_To do:_ Return the records, each one exactly as written.

### Available data ###

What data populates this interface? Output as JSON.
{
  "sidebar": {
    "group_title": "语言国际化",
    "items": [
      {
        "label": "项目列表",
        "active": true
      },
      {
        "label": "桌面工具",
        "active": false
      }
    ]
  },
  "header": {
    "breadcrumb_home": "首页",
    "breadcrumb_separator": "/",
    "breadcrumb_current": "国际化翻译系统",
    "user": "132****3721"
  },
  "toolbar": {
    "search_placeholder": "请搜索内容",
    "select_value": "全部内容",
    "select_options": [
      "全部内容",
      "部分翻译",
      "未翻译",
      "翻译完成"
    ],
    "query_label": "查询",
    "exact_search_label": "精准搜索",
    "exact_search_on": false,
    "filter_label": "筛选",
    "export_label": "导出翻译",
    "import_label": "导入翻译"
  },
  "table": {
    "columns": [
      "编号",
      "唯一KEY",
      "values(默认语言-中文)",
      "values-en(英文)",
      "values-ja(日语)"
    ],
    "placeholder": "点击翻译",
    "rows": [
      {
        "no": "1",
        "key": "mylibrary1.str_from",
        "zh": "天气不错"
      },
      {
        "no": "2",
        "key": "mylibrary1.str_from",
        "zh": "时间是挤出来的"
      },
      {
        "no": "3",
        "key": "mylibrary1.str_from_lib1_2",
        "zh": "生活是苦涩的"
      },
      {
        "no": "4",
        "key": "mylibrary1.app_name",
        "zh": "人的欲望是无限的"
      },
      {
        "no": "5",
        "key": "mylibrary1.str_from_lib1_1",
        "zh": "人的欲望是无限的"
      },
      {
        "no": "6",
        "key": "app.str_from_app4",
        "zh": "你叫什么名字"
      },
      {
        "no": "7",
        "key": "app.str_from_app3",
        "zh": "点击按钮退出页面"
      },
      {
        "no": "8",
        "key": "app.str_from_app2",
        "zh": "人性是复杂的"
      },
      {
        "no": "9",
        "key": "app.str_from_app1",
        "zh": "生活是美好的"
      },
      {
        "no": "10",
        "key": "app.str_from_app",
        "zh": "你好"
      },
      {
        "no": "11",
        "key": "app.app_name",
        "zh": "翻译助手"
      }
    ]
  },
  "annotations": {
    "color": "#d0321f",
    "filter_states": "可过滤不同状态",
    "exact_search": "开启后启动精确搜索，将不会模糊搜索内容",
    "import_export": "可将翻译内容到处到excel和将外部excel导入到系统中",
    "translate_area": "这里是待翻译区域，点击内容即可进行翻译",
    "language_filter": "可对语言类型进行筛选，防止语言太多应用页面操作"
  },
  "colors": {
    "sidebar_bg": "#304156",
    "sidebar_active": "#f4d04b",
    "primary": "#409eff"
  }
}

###

_Answer:_
What data populates this interface? Output as JSON.
{
  "sidebar": {
    "group_title": "语言国际化",
    "items": [
      {
        "label": "项目列表",
        "active": true
      },
      {
        "label": "桌面工具",
        "active": false
      }
    ]
  },
  "header": {
    "breadcrumb_home": "首页",
    "breadcrumb_separator": "/",
    "breadcrumb_current": "国际化翻译系统",
    "user": "132****3721"
  },
  "toolbar": {
    "search_placeholder": "请搜索内容",
    "select_value": "全部内容",
    "select_options": [
      "全部内容",
      "部分翻译",
      "未翻译",
      "翻译完成"
    ],
    "query_label": "查询",
    "exact_search_label": "精准搜索",
    "exact_search_on": false,
    "filter_label": "筛选",
    "export_label": "导出翻译",
    "import_label": "导入翻译"
  },
  "table": {
    "columns": [
      "编号",
      "唯一KEY",
      "values(默认语言-中文)",
      "values-en(英文)",
      "values-ja(日语)"
    ],
    "placeholder": "点击翻译",
    "rows": [
      {
        "no": "1",
        "key": "mylibrary1.str_from",
        "zh": "天气不错"
      },
      {
        "no": "2",
        "key": "mylibrary1.str_from",
        "zh": "时间是挤出来的"
      },
      {
        "no": "3",
        "key": "mylibrary1.str_from_lib1_2",
        "zh": "生活是苦涩的"
      },
      {
        "no": "4",
        "key": "mylibrary1.app_name",
        "zh": "人的欲望是无限的"
      },
      {
        "no": "5",
        "key": "mylibrary1.str_from_lib1_1",
        "zh": "人的欲望是无限的"
      },
      {
        "no": "6",
        "key": "app.str_from_app4",
        "zh": "你叫什么名字"
      },
      {
        "no": "7",
        "key": "app.str_from_app3",
        "zh": "点击按钮退出页面"
      },
      {
        "no": "8",
        "key": "app.str_from_app2",
        "zh": "人性是复杂的"
      },
      {
        "no": "9",
        "key": "app.str_from_app1",
        "zh": "生活是美好的"
      },
      {
        "no": "10",
        "key": "app.str_from_app",
        "zh": "你好"
      },
      {
        "no": "11",
        "key": "app.app_name",
        "zh": "翻译助手"
      }
    ]
  },
  "annotations": {
    "color": "#d0321f",
    "filter_states": "可过滤不同状态",
    "exact_search": "开启后启动精确搜索，将不会模糊搜索内容",
    "import_export": "可将翻译内容到处到excel和将外部excel导入到系统中",
    "translate_area": "这里是待翻译区域，点击内容即可进行翻译",
    "language_filter": "可对语言类型进行筛选，防止语言太多应用页面操作"
  },
  "colors": {
    "sidebar_bg": "#304156",
    "sidebar_active": "#f4d04b",
    "primary": "#409eff"
  }
}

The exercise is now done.